[Interface dataset entries]
· · · · ·

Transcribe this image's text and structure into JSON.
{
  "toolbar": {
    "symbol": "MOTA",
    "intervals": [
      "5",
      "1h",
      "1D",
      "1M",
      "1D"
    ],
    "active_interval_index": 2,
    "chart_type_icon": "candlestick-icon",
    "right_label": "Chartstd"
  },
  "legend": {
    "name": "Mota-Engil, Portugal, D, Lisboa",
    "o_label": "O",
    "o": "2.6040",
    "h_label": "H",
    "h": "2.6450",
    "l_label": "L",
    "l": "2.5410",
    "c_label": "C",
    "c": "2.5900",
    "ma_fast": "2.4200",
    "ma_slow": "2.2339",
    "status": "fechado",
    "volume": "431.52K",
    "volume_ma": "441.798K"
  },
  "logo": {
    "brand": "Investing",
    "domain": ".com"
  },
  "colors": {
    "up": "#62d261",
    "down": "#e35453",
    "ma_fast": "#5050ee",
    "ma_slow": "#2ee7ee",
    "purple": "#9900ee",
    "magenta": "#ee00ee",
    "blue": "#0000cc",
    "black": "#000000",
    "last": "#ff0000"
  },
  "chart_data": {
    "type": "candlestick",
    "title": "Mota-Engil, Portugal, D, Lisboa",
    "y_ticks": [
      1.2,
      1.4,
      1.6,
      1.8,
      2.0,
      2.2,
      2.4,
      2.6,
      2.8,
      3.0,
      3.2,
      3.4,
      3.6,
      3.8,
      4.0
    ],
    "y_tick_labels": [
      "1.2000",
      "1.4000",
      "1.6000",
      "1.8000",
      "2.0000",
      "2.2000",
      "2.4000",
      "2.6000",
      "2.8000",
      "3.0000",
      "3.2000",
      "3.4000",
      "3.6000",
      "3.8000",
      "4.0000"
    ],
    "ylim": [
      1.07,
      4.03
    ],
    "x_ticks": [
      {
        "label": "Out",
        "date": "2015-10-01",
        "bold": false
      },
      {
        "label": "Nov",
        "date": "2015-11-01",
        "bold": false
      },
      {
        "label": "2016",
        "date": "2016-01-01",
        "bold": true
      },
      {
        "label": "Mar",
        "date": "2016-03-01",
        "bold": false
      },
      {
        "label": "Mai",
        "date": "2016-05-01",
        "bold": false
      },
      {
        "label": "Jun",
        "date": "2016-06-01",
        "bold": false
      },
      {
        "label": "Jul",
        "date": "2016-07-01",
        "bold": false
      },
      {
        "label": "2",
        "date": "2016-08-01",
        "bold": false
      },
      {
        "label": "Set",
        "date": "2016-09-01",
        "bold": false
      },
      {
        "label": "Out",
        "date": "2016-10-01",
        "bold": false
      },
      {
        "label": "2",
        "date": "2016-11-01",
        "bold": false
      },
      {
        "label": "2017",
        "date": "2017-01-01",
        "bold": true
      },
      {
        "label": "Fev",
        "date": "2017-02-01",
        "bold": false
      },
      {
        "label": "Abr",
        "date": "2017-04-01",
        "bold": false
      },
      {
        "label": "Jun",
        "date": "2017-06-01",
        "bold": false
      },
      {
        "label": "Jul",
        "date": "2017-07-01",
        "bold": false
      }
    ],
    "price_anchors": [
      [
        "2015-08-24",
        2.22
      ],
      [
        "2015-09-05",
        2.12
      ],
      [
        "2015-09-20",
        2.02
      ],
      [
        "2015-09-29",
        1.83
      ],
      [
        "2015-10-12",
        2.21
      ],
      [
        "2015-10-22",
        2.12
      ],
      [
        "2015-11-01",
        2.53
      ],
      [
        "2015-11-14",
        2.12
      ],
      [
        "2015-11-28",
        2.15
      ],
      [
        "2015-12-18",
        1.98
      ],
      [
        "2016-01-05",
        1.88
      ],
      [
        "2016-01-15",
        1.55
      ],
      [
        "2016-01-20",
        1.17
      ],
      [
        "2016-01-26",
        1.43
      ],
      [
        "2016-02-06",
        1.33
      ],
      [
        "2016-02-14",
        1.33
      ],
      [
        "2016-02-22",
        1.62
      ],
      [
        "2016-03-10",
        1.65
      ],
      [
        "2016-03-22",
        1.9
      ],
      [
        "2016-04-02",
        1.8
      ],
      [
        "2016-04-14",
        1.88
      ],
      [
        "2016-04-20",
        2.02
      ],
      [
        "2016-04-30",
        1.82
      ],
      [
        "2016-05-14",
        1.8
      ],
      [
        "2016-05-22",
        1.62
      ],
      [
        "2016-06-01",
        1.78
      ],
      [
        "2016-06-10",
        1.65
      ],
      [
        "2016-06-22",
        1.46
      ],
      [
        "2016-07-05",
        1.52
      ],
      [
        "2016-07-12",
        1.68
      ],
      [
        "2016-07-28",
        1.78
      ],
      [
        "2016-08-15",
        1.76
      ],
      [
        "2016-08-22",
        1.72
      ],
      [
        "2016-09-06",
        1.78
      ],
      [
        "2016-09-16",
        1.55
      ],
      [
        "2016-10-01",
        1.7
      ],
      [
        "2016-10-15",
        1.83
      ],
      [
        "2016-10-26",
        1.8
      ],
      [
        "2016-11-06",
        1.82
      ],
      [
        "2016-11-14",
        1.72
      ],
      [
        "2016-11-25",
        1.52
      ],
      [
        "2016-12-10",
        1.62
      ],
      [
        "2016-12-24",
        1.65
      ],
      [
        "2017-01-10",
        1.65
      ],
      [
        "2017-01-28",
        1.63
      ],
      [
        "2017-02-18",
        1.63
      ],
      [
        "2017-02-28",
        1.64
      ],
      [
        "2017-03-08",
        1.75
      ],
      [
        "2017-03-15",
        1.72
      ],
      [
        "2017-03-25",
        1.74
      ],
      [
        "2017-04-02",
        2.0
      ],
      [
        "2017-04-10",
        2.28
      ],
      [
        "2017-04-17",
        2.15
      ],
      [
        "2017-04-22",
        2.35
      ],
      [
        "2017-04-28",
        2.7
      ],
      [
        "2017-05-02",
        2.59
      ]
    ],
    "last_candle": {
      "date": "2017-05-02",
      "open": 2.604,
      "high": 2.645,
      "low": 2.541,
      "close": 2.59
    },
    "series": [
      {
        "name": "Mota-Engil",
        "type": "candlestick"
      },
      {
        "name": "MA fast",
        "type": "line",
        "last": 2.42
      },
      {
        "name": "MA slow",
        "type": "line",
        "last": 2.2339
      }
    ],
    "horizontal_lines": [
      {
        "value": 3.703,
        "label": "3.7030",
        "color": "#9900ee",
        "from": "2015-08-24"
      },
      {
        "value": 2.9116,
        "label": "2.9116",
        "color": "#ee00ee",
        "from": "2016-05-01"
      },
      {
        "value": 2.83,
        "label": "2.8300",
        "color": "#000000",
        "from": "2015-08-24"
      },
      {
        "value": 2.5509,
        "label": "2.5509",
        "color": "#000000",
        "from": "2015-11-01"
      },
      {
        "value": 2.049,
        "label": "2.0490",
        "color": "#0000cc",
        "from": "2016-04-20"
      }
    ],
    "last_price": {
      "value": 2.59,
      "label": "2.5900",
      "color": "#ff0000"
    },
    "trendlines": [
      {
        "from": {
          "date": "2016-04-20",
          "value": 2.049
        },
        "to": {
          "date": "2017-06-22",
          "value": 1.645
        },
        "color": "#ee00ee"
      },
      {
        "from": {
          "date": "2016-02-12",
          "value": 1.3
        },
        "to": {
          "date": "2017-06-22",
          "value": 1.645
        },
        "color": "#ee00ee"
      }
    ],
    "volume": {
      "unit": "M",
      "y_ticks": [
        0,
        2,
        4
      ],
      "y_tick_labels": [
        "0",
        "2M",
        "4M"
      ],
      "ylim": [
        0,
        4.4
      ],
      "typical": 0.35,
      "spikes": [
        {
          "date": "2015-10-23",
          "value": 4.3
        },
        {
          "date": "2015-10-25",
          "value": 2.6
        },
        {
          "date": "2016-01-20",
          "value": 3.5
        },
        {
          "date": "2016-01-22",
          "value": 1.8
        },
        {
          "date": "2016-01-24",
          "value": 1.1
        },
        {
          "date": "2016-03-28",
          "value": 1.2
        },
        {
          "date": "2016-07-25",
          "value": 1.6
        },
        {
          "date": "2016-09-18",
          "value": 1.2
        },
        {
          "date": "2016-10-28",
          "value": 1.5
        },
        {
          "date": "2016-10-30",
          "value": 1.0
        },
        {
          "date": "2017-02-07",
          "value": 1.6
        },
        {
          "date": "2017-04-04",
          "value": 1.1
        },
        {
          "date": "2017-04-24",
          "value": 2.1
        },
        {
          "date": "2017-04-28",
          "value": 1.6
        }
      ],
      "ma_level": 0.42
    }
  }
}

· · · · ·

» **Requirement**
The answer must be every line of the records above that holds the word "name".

» **Task response**
    "name": "Mota-Engil, Portugal, D, Lisboa",
        "name": "Mota-Engil",
        "name": "MA fast",
        "name": "MA slow",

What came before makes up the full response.